Let’s face it: no one has ever characterized a solar panel as being particularly attractive. In fact, they’re eyesores. While the environmental and business cases for photovoltaics are relatively easy to make, their aesthetic dimension has long been a losing proposition. “In states like California, solar is half the price of the local utility, even without subsidies,” explained Ido Salama, co-founder of Sistine Solar. “At the same time, it feels like all solar products look the same: they come in either black or blue, and, while solar panels work great, many people would describe them as ugly. At the very least, they look out of place on a roof,” he added. Rather than attempting to convince people to appreciate solar for what it is, Salama and company set out to build a solar panel that appeals to their sense of aesthetics instead. To that end, Sistine Solar introduced its SolarSkin technology—described on the company’s website as “solar with curb appeal”—in 2013 when its developers won the renewables track of the MIT Clean Energy Prize. Since launching SolarSkin, the company recently introduced its online Design Studio platform to allow anyone to design, customize, and price a solar installation.

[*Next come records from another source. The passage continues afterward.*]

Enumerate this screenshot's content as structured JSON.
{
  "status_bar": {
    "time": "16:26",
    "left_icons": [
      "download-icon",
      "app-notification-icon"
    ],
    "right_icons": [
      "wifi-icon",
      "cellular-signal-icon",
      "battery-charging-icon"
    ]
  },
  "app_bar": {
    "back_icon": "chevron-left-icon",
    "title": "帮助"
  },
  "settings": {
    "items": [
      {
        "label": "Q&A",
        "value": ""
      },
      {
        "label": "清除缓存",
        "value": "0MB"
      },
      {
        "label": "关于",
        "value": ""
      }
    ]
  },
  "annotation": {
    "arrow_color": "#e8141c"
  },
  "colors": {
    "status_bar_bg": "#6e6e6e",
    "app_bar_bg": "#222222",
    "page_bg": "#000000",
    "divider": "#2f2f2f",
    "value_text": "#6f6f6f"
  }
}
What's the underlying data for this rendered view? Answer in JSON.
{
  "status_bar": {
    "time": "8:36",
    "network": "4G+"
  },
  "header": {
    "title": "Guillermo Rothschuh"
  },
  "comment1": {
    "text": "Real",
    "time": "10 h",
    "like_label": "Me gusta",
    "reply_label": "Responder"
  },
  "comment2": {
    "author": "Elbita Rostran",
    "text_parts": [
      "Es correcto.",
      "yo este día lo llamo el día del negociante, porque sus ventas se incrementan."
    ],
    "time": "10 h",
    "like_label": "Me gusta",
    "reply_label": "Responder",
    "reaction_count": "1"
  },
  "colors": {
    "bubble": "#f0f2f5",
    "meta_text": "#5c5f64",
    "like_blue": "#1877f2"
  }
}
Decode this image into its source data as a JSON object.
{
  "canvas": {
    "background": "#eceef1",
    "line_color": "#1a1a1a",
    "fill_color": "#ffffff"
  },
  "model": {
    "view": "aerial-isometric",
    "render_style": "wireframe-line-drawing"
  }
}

How it works

Developed by MIT engineers, SolarSkin is a thin film specially coated with ultra-durable graphics and integrated onto high-efficiency solar panels. The technology employs selective light filtration to simultaneously display an image and transmit sunlight to the underlying solar cells with minimal loss in efficiency. The product is available in any number of colors and patterns, is compatible with every major panel manufacturer, and is available for both new and existing roofs. The end result is essentially a kind of camouflage for the typically drab photovoltaic panel. Sistine Solar’s new SolarSkin Design Studio is an online tool that allows architects, designers, and homeowners alike to design and order a customized solar system from a desktop computer or mobile phone. With a $99 refundable deposit, end users will receive a preliminary system design using LIDAR mapping, a detailed panel layout, guaranteed production figures, a realistic rendering, (where suitable image is available), and guaranteed delivery within 90 days. The Design Studio is intended to get customers more excited about solar, according to Salama. “Homeowners appreciate the transparency, customizability, and especially the ability to match their solar panels to their roof,” he said. “Architects and designers love it because for the first time, they have a product that allows them to showcase solar in a way never before possible—integrated, congruent, harmonious." In spite of the improvement to aesthetics, however, solar technology still faces a number of challenges in terms of market transformation. “Soft costs is one barrier,” he said. “Solar is so complex because every municipality has different rules when it comes to permitting solar.” Noting that it may take one to three days to physically install and wire up a solar system, Salama points out that it can take up to three months to get a permit. “If soft costs could be reduced—like streamlining the permitting process—we would see a radical transformation in adoption,” he suggested. Of course, affordable storage is an ongoing issue with solar technology. “When solar and storage become more economical than buying from the local utility, we will see a huge shift towards distributed generation and plenty of homeowners cutting the cord,” Salama predicted. Now that solar panels are eligible for a makeover, however, there’s one less hurdle to overcome—making the future of solar technology a little more attractive.